Content starts

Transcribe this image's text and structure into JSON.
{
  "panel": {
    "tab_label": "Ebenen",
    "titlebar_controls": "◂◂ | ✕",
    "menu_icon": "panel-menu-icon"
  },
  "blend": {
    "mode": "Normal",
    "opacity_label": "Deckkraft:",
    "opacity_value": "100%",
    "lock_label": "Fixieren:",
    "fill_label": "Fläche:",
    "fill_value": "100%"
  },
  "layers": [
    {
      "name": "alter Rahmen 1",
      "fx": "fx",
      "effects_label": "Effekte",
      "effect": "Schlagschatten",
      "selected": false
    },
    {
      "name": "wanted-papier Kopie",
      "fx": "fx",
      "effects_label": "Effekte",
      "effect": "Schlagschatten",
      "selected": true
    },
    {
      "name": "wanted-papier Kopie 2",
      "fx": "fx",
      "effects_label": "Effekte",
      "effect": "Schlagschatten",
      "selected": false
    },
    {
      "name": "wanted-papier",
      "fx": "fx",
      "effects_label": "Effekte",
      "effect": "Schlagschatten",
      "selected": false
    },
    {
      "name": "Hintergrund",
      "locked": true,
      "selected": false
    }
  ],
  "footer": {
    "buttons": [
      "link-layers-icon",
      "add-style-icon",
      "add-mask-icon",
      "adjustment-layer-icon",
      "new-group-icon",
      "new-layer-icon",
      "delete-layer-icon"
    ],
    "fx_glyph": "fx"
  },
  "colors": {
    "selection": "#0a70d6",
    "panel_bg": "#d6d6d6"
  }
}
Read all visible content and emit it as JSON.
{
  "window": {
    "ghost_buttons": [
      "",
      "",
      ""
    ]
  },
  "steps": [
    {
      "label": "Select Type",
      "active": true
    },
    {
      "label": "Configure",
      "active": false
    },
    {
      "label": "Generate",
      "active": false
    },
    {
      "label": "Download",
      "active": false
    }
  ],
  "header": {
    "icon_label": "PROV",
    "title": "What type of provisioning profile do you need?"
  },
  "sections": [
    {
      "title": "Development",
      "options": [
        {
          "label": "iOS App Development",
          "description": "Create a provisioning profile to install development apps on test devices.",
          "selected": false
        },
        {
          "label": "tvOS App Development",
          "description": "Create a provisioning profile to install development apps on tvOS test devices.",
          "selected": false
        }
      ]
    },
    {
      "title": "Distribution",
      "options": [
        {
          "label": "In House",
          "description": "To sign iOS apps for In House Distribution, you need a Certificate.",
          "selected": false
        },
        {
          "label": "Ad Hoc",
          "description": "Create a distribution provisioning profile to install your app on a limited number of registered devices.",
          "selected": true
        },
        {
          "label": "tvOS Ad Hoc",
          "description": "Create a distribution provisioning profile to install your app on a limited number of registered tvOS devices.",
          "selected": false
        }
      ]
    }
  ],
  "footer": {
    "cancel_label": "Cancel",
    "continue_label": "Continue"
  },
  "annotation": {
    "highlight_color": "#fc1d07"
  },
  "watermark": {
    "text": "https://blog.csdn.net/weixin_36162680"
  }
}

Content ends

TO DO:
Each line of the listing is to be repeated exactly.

PROBLEM SOLUTION:
Transcribe this image's text and structure into JSON.
{
  "panel": {
    "tab_label": "Ebenen",
    "titlebar_controls": "◂◂ | ✕",
    "menu_icon": "panel-menu-icon"
  },
  "blend": {
    "mode": "Normal",
    "opacity_label": "Deckkraft:",
    "opacity_value": "100%",
    "lock_label": "Fixieren:",
    "fill_label": "Fläche:",
    "fill_value": "100%"
  },
  "layers": [
    {
      "name": "alter Rahmen 1",
      "fx": "fx",
      "effects_label": "Effekte",
      "effect": "Schlagschatten",
      "selected": false
    },
    {
      "name": "wanted-papier Kopie",
      "fx": "fx",
      "effects_label": "Effekte",
      "effect": "Schlagschatten",
      "selected": true
    },
    {
      "name": "wanted-papier Kopie 2",
      "fx": "fx",
      "effects_label": "Effekte",
      "effect": "Schlagschatten",
      "selected": false
    },
    {
      "name": "wanted-papier",
      "fx": "fx",
      "effects_label": "Effekte",
      "effect": "Schlagschatten",
      "selected": false
    },
    {
      "name": "Hintergrund",
      "locked": true,
      "selected": false
    }
  ],
  "footer": {
    "buttons": [
      "link-layers-icon",
      "add-style-icon",
      "add-mask-icon",
      "adjustment-layer-icon",
      "new-group-icon",
      "new-layer-icon",
      "delete-layer-icon"
    ],
    "fx_glyph": "fx"
  },
  "colors": {
    "selection": "#0a70d6",
    "panel_bg": "#d6d6d6"
  }
}
Read all visible content and emit it as JSON.
{
  "window": {
    "ghost_buttons": [
      "",
      "",
      ""
    ]
  },
  "steps": [
    {
      "label": "Select Type",
      "active": true
    },
    {
      "label": "Configure",
      "active": false
    },
    {
      "label": "Generate",
      "active": false
    },
    {
      "label": "Download",
      "active": false
    }
  ],
  "header": {
    "icon_label": "PROV",
    "title": "What type of provisioning profile do you need?"
  },
  "sections": [
    {
      "title": "Development",
      "options": [
        {
          "label": "iOS App Development",
          "description": "Create a provisioning profile to install development apps on test devices.",
          "selected": false
        },
        {
          "label": "tvOS App Development",
          "description": "Create a provisioning profile to install development apps on tvOS test devices.",
          "selected": false
        }
      ]
    },
    {
      "title": "Distribution",
      "options": [
        {
          "label": "In House",
          "description": "To sign iOS apps for In House Distribution, you need a Certificate.",
          "selected": false
        },
        {
          "label": "Ad Hoc",
          "description": "Create a distribution provisioning profile to install your app on a limited number of registered devices.",
          "selected": true
        },
        {
          "label": "tvOS Ad Hoc",
          "description": "Create a distribution provisioning profile to install your app on a limited number of registered tvOS devices.",
          "selected": false
        }
      ]
    }
  ],
  "footer": {
    "cancel_label": "Cancel",
    "continue_label": "Continue"
  },
  "annotation": {
    "highlight_color": "#fc1d07"
  },
  "watermark": {
    "text": "https://blog.csdn.net/weixin_36162680"
  }
}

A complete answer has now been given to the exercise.